All this technical mumbo-jumbo is a pretty big deal. In the first place, Oracle is trying to copyright something that is inherently non-copyrightable. The APIs themselves are just functional aspects of a program, not creative expressions, and of course the primary reason for fighting over the APIs is to fence in the language itself. But the reason why Oracle is doing this is even worse. Google's implementation of Java is designed to be as closely compatible with Oracle's as possible. It is in Google's interest to make things as easy for developers as possible, and to make existing Java code run on Android with as few modifications as possible. And it is in Oracle's interest for people to use Oracle software for Java, not Google's (or for Google to pay Oracle for the right to make a compatible implementation). But copyright should never interfere with someone's ability to make a compatible product--in fact, there are several provisions in copyright law specifically designed to make the creation of compatible products easier. If Oracle is allowed to prevent Google from making a compatible product, and this example is followed, all sorts of useful things might be lost. Apple's Pages word processing software might no longer be able to import Microsoft Word files. Your family photos might only be viewable with particular software. Software like WINE or CrossOver that let you run Windows software on other platforms might go away. It might be illegal to buy third-party replacement parts for your car or cheaper toner cartridges for your printer. The point is that the ability to make compatible products, and drop-in replacements generally, is not some esoteric thing that Google and Oracle care about; rather, it's an ability that is central to the modern economy and a part of ordinary people's lives (even if they don't realize it).

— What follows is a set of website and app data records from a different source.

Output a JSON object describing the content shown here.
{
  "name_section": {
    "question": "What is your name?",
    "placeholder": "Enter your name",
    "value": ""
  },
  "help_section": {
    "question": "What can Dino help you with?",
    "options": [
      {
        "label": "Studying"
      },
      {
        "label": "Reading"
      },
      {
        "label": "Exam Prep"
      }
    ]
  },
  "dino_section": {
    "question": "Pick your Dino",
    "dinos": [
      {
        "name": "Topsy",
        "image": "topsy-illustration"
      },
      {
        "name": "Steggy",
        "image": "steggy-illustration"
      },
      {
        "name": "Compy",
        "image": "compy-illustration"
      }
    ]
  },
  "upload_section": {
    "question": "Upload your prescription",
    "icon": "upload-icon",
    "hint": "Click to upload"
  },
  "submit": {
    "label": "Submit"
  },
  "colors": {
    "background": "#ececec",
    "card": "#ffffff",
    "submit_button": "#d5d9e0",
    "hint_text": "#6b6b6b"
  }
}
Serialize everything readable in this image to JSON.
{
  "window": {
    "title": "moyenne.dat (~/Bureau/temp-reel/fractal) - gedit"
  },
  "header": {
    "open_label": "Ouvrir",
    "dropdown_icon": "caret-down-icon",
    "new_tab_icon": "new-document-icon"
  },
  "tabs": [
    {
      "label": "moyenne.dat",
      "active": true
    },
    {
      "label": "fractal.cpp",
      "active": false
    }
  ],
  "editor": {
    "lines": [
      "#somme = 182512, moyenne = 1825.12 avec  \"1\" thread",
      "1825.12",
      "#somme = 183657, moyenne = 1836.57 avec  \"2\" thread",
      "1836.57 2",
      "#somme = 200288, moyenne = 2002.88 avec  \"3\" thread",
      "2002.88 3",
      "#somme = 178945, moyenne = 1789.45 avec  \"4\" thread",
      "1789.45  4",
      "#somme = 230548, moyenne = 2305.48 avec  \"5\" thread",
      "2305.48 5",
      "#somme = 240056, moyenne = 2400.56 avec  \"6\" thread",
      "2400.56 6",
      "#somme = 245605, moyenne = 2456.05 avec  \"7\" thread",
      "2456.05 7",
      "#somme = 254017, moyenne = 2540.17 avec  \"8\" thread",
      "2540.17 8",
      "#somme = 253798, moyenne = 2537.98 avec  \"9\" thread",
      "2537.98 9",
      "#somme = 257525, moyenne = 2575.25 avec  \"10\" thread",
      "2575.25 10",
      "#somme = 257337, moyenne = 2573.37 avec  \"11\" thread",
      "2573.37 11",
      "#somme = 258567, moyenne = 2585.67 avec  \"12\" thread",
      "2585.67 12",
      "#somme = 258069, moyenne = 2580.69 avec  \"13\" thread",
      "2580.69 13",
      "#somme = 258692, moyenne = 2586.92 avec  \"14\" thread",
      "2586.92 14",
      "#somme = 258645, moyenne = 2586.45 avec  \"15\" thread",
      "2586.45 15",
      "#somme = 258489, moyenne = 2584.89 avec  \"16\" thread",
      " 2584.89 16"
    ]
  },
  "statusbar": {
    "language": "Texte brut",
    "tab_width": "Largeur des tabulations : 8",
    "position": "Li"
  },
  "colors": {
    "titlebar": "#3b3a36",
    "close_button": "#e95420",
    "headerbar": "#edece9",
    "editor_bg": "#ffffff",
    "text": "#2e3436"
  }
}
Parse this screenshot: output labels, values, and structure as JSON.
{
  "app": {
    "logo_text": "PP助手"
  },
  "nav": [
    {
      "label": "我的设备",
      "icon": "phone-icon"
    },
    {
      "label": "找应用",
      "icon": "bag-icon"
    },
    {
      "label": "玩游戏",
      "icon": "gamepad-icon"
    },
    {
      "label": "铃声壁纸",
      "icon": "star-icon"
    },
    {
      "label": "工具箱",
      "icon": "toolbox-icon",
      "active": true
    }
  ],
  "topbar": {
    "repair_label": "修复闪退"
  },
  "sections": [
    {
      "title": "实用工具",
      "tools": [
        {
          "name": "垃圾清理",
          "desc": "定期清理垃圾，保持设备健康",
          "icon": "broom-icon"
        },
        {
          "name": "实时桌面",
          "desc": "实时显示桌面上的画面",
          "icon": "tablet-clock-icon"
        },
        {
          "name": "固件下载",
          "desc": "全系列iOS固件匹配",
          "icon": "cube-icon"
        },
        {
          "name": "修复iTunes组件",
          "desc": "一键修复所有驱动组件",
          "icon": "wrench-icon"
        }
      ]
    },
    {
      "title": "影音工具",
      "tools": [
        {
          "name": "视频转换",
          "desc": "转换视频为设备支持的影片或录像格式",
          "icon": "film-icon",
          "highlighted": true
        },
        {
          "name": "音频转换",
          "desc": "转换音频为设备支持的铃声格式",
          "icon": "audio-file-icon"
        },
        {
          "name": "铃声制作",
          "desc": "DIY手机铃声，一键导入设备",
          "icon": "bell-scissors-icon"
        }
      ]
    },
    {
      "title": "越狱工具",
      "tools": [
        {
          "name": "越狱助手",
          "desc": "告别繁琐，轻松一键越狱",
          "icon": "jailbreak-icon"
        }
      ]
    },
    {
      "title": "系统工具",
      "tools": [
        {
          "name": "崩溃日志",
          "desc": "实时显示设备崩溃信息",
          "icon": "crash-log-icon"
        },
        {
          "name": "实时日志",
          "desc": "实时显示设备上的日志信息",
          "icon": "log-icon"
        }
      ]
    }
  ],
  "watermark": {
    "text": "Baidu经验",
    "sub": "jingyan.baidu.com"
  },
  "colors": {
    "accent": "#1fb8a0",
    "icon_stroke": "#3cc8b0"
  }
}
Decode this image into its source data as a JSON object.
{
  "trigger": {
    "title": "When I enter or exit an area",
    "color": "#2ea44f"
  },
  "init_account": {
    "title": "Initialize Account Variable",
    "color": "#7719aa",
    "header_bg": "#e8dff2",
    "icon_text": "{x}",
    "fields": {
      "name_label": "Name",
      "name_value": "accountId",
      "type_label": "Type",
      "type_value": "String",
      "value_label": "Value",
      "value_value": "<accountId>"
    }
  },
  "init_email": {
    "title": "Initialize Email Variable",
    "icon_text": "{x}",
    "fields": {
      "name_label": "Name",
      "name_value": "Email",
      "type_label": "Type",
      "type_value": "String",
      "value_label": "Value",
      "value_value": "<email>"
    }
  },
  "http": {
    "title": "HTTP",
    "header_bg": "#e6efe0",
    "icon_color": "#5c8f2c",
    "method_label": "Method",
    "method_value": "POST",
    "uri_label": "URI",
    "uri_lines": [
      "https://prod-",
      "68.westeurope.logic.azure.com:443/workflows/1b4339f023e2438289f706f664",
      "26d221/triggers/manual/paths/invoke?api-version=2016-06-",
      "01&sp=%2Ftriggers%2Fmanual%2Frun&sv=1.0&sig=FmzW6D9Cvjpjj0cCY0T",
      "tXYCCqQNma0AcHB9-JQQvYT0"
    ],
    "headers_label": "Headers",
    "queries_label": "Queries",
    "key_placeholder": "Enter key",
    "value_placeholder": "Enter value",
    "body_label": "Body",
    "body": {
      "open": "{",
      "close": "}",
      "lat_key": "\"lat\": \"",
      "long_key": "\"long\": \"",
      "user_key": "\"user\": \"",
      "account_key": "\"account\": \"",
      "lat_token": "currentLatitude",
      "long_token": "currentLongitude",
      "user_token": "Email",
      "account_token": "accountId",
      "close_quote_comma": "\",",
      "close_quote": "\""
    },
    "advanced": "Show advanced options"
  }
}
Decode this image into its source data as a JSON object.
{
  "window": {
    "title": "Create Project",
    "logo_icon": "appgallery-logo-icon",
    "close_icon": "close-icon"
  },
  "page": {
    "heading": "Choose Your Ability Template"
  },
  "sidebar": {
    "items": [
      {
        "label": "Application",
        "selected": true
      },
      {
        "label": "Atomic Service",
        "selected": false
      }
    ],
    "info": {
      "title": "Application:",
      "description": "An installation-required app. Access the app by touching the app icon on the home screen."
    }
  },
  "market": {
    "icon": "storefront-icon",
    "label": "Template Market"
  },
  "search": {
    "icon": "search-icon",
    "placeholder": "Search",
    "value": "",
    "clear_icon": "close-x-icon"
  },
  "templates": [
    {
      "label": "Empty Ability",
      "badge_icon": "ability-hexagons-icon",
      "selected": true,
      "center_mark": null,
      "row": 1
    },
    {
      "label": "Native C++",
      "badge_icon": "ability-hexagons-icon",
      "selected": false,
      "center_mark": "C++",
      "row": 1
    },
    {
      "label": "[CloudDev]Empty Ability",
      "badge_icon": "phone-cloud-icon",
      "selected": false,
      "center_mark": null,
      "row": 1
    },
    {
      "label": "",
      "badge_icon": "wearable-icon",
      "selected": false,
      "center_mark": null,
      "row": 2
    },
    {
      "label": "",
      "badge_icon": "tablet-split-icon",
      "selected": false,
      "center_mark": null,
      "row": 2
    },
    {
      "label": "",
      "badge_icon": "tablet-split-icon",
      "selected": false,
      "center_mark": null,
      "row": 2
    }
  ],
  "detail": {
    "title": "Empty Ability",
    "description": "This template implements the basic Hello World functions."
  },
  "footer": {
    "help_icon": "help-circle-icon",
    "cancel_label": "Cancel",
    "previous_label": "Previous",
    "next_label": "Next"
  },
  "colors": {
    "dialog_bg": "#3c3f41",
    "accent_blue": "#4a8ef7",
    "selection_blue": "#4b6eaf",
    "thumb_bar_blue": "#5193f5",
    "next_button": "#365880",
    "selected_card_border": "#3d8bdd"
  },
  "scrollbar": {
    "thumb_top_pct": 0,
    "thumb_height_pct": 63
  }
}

As I write this, Google and Oracle are arguing about the conceptual and legal bounds of copyright law in open court. But it's important to put aside the fascinating complexity of the issue to recall that if this case goes the wrong way, future creators and users could be unnecessarily limited in their ability to create and use many things that today are considered legal.
Update: Oracle does in fact argue that Google literally copied some code. This could be copyright infringement or it might be legal under some doctrine like scènes à faire, but either way it's separate from the argument over the copyrightability of APIs.